It is a form of imperial logic to demarcate social divisions; us vs. them, black vs. white, man vs. woman. The further our world advances technologically and scientifically, it seems the deeper the “us vs. them” logic seems to embed; radicalized groups act in the extremities of our social divisions. Virginia Woolf acknowledges these dualities—and their supposed rupture—and then challenges us to “have intercourse with” our opposing other. This is a radical proposition.
To partake in a metaphorical intercourse—a place of vulnerability and shared power—with our “other,” we must shatter the imagined walls between. Woolf goes on: “Coleridge perhaps meant this when he said that a great mind is androgynous. It is when this fusion takes place that the mind is fully fertilized and uses all of its facilities.” By communing with our opposites, there is a potential for a richer and more full understanding of ourselves. Yet, we are often instead reactionary; the schism between various social groups widens.
This issue of Carla proposes several dialogues around art practices that may on first glance be seen as participating in these types of reactionary gender divisions. But, a closer look into these disparate artists and practitioners—who dissect systems of power and gender inequalities head on—reveals that they are in fact in search of a deeper understanding, not an inquisition. Often the work of these artists (many, but not all, who are female) are pitted against the heavy weight of their patriarchal counter-movements, even as they are uninterested in their output being framed by such simple and digressive dualities.
It is undeniable that our patriarchal systems of logic heavily inform our perspective; it is not illogical to use this logic as a litmus to compare alternate perspectives. This issue however divulges that thinking about such a fluid concept as gender with such rigid dual parameters—even how Woolf describes it here—is both counterproductive and reductive. In this issue, Mernet Larsen discusses her early days as a female art faculty in the ‘60s (the all-male hiring committee only granted her a interview because they thought her name was a man’s). Travis Diehl delves into the practice of Kenneth Tam, whose portrayal of male culture in his work presents a faceted definition of manhood, and the nuances therein. Catherine Wagley attempts to chart a new “school” of female painters working in L.A., their intuitive processes guiding them, while Amanda Yates Garcia describes the use of contemporary witchcraft to contend with many capitalist and patriarchal forces. In the many gender discussions that grace this issue, you will find that vulnerability is a common thread.

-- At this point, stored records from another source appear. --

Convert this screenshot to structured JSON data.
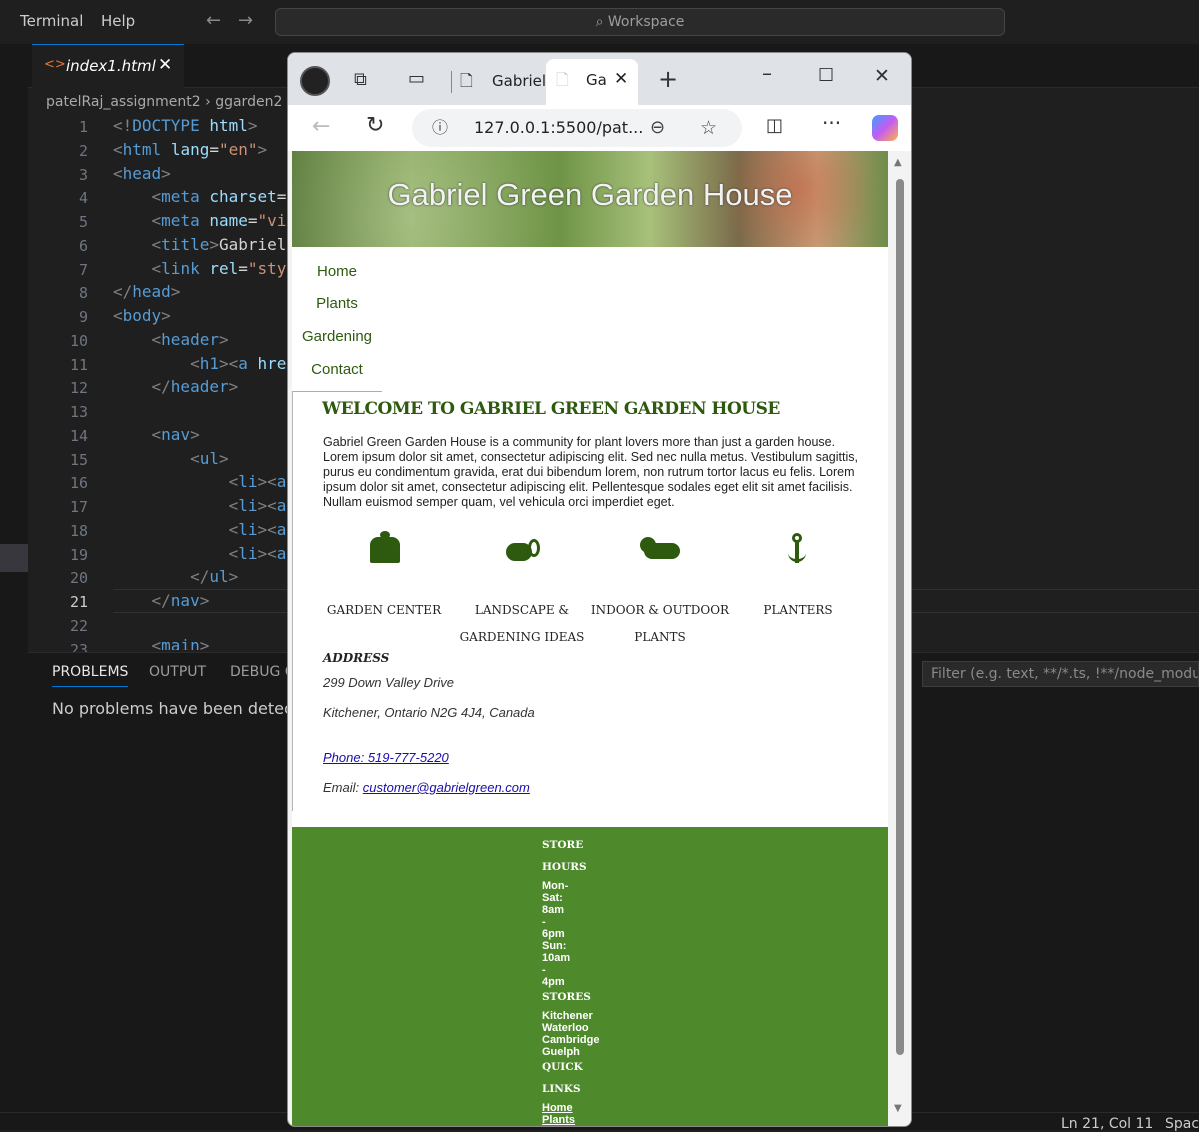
{
  "vscode": {
    "menu": [
      "Terminal",
      "Help"
    ],
    "search_placeholder": "Workspace",
    "tab_label": "index1.html",
    "breadcrumb": [
      "patelRaj_assignment2",
      "ggarden2"
    ],
    "line_numbers": [
      "1",
      "2",
      "3",
      "4",
      "5",
      "6",
      "7",
      "8",
      "9",
      "10",
      "11",
      "12",
      "13",
      "14",
      "15",
      "16",
      "17",
      "18",
      "19",
      "20",
      "21",
      "22",
      "23"
    ],
    "panel_tabs": [
      "PROBLEMS",
      "OUTPUT",
      "DEBUG C"
    ],
    "panel_message": "No problems have been detected",
    "filter_placeholder": "Filter (e.g. text, **/*.ts, !**/node_modules",
    "status_position": "Ln 21, Col 11",
    "status_spaces": "Spac"
  },
  "browser": {
    "tab1_title": "Gabriel",
    "tab2_title": "Ga",
    "url": "127.0.0.1:5500/pat...",
    "page": {
      "site_title": "Gabriel Green Garden House",
      "nav": [
        "Home",
        "Plants",
        "Gardening",
        "Contact"
      ],
      "welcome_heading": "WELCOME TO GABRIEL GREEN GARDEN HOUSE",
      "intro": "Gabriel Green Garden House is a community for plant lovers more than just a garden house. Lorem ipsum dolor sit amet, consectetur adipiscing elit. Sed nec nulla metus. Vestibulum sagittis, purus eu condimentum gravida, erat dui bibendum lorem, non rutrum tortor lacus eu felis. Lorem ipsum dolor sit amet, consectetur adipiscing elit. Pellentesque sodales eget elit sit amet facilisis. Nullam euismod semper quam, vel vehicula orci imperdiet eget.",
      "services": [
        {
          "label": "GARDEN CENTER",
          "icon": "chess-piece-icon"
        },
        {
          "label": "LANDSCAPE & GARDENING IDEAS",
          "icon": "watering-can-icon"
        },
        {
          "label": "INDOOR & OUTDOOR PLANTS",
          "icon": "cloud-sun-icon"
        },
        {
          "label": "PLANTERS",
          "icon": "plant-anchor-icon"
        }
      ],
      "address_heading": "ADDRESS",
      "street": "299 Down Valley Drive",
      "city": "Kitchener, Ontario N2G 4J4, Canada",
      "phone": "Phone: 519-777-5220",
      "email_label": "Email:",
      "email": "customer@gabrielgreen.com",
      "footer": {
        "store_hours_heading_1": "STORE",
        "store_hours_heading_2": "HOURS",
        "hours_lines": [
          "Mon-",
          "Sat:",
          "8am",
          "-",
          "6pm",
          "Sun:",
          "10am",
          "-",
          "4pm"
        ],
        "stores_heading": "STORES",
        "stores": [
          "Kitchener",
          "Waterloo",
          "Cambridge",
          "Guelph"
        ],
        "quick_links_heading_1": "QUICK",
        "quick_links_heading_2": "LINKS",
        "quick_links": [
          "Home",
          "Plants"
        ]
      }
    }
  },
  "colors": {
    "accent_green": "#2e5a0f",
    "footer_green": "#4e8a2b",
    "vscode_accent": "#0078d4"
  }
}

In a time when marginalized bodies are increasingly vulnerable, and bigoted political speech seems to be the norm, choosing to maintain our vulnerabilities, rather than hardening ourselves to them, becomes a political act. Vulnerability does imply a silencing of self or voice; in fact these too are patriarchal implications. Vulnerability is a place of potential and risk, yet also one of power and autonomy. As Matt Stromberg writes in this issue, “vulnerability does not preclude a wider range of emotions.” Perhaps by sitting back in our distinct vulnerabilities and considering communing with our “others” in a spirit of openness and acceptance, the notion of the dualities that divide us may cease to exist. There are in fact no opposites, only a multiplicity of experiences. We no longer live in a black and white world; the truth is, we never did.
–Lindsay Preston Zappas
Founder and Editor-in-Chief